While the purpose of the study is to determine what impact, if any, vessel noise has on humpback whale communication and social behavior, it becomes important to be able to tease out whether or not humpbacks are reacting to boats, or whether they are reacting to their environment.  Are group sizes smaller midday because vessel traffic is heaviest?  Or is that a function of diel variability in humpback behavior?  To determine this a few things have to be done. First our sampling protocol needs to account for environmental variables. For example, I created a sampling protocol that attempted to control for tides, time of day, and vessel traffic.  This means that the lighthouse team is often up at 4 o’clock in the morning doing those dawn surveys, and often hauling kayaks and skiffs up rocky intertidal zones at the lowest, and seemingly most inconvenient, of tides.

Now, 9 months later, I look at those variable statistically to see whether or not they had an impact on thing like nearest neighbor distance, group size, frequency of surface behavior, and group composition.  If I find now that tides and time of day have no impact on these things: great. I can stop accounting for them in my sampling protocol and just focus on the meat of the matter: boats.  If I find they do have an impact (which it’s likely they do), no problem.  It just means that our analysis is richer and more complicated, like the whales themselves.  Ecology is not a neat science.  Nature is more complicated that a laboratory, thankfully.

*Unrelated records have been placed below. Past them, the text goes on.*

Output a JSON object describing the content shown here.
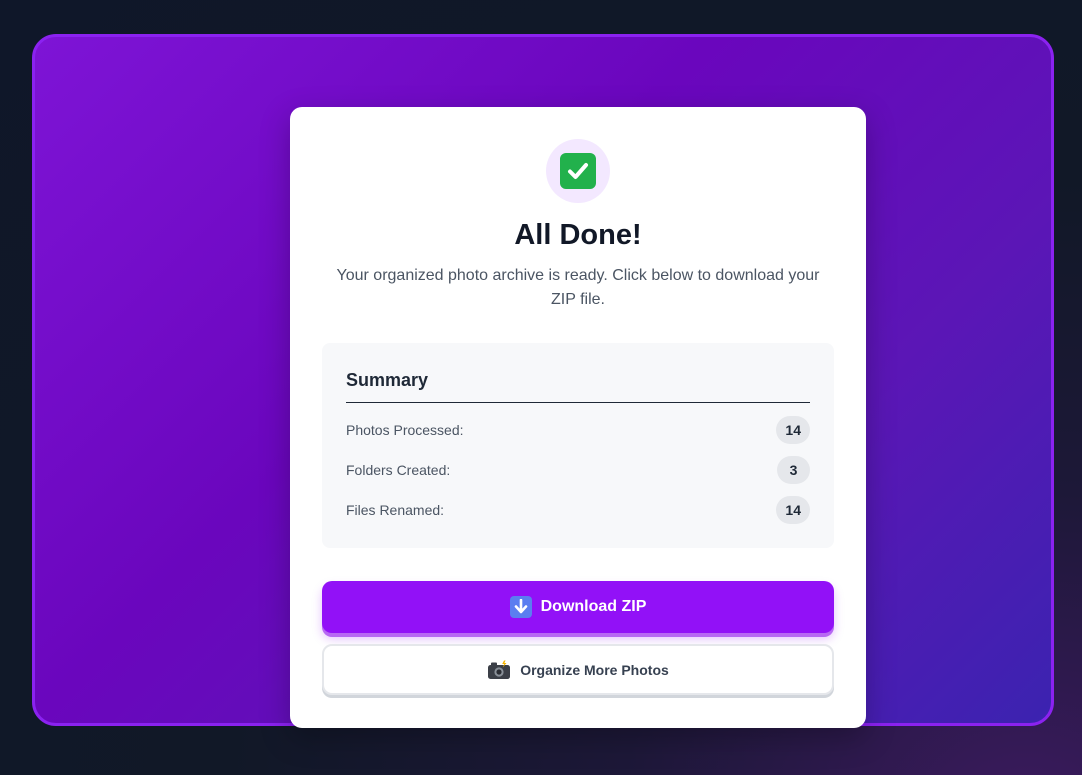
{
  "success": {
    "icon": "check-mark-icon",
    "title": "All Done!",
    "message": "Your organized photo archive is ready. Click below to download your ZIP file."
  },
  "summary": {
    "heading": "Summary",
    "rows": [
      {
        "label": "Photos Processed:",
        "value": "14"
      },
      {
        "label": "Folders Created:",
        "value": "3"
      },
      {
        "label": "Files Renamed:",
        "value": "14"
      }
    ]
  },
  "actions": {
    "download_label": "Download ZIP",
    "download_icon": "down-arrow-icon",
    "organize_label": "Organize More Photos",
    "organize_icon": "camera-flash-icon"
  },
  "colors": {
    "primary": "#9211f7",
    "success": "#22b14c",
    "frame_border": "#8b22f0"
  }
}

Lastly, I’m learning Ishmael. Ishmael is a bioacoustics program developed by Dr. Dave Mellinger and the bioacoustics lab at the Cooperative Institute for Marine Resource Studies (CIMRS) at the Hatfield Marine Science Center in Newport, OR.  While Ishmael is also fairly user friendly (and much friendlier when you have experienced mentors around to guide you), the physics behind marine bioacoustics are daunting and complex.  So far teasing out sounds with Ishmael is going well.  Placing them in the context North Pacific bathymetery…?  I’ll get back to you once I’ve finished reading the stack of books I have on my bedside table about marine bioacoustics and communication.  I feel confident, so long as my fingers stay crossed.

More to come….